In closing, Maya Angelou is quoted as saying:
“I’ve learned that people will Forget what you said, people will Forget what you did, but people will never Forget how you made them Feel.”
Dr. Nagib made me/us Feel like our child was in the hands of the best, most competent neuro surgeon in the world, that he would do whatever was humanly possible to try to save our child and that he cared about us and her! He is truly a beautiful mind. I thank God for the light he cast on us in some of my darkest hours and for his healing hands and enormous heart!!!
Have any of you been blessed to have extraordinary doctors, pastors, caregivers who have been there during your darkest hours and impacted your life in profound ways? Please share!
I am completely grateful for Arie’s Neurosugeon, Dr Patronio and plastic surgeon Dr Wood who took out her brain tumor on April 23rd, 2014. Forever grateful and have the same feelings and experience you did. How do you begin to thank them for the grace and humbleness. Both doctors made us feel like nothing else mattered other than our sweet Arie girl. Arie will be on tumor watch for the next 7 years, it was diagnosed as a benign tumor thankfully, however they have never seen anything like it. We will see an oncologist/blood and cancer doctor on Dec 3rd after her next MRI, Nov 11th to watch her brain and fluids. Her identical twin sister will be having an MRI on Nov 15th to have a baseline of her brain since they are not sure what it was. Thanks for sharing your experience and fund raising for this cause.
I am always amazed and awestruck when I am stopped in my tracks and sent back to that time in your lives and what unbelievable pain and distress you all suffered with such strength and courage. God surly had a hand in giving Marit the family and medical community she needed to endure, survive and thrive.
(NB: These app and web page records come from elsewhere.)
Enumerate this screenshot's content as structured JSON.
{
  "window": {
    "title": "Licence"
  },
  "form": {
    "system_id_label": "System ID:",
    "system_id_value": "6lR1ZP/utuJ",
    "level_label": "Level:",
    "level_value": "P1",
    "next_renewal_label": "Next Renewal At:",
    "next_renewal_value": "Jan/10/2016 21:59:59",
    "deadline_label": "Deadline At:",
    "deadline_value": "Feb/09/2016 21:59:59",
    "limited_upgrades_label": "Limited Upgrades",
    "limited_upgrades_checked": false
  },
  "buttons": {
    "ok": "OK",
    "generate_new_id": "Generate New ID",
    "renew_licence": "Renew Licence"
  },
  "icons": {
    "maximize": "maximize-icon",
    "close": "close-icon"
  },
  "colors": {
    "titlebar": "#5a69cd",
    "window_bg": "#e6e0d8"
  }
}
I agree she is an “old soul” and will make the most of her experiences and will do amazing things in her life. Blessings to Marit and all of her “army.”
Berit, I can not write as well as you, but here goes. Right now, my stomach is in knots and the tears are flowing. You have written a beautiful story of your brave little girl and her wonderful parents. I pray your journey will always find you well. All my love to Marit, Michael, you Berit and your precious Family. Love, Sandy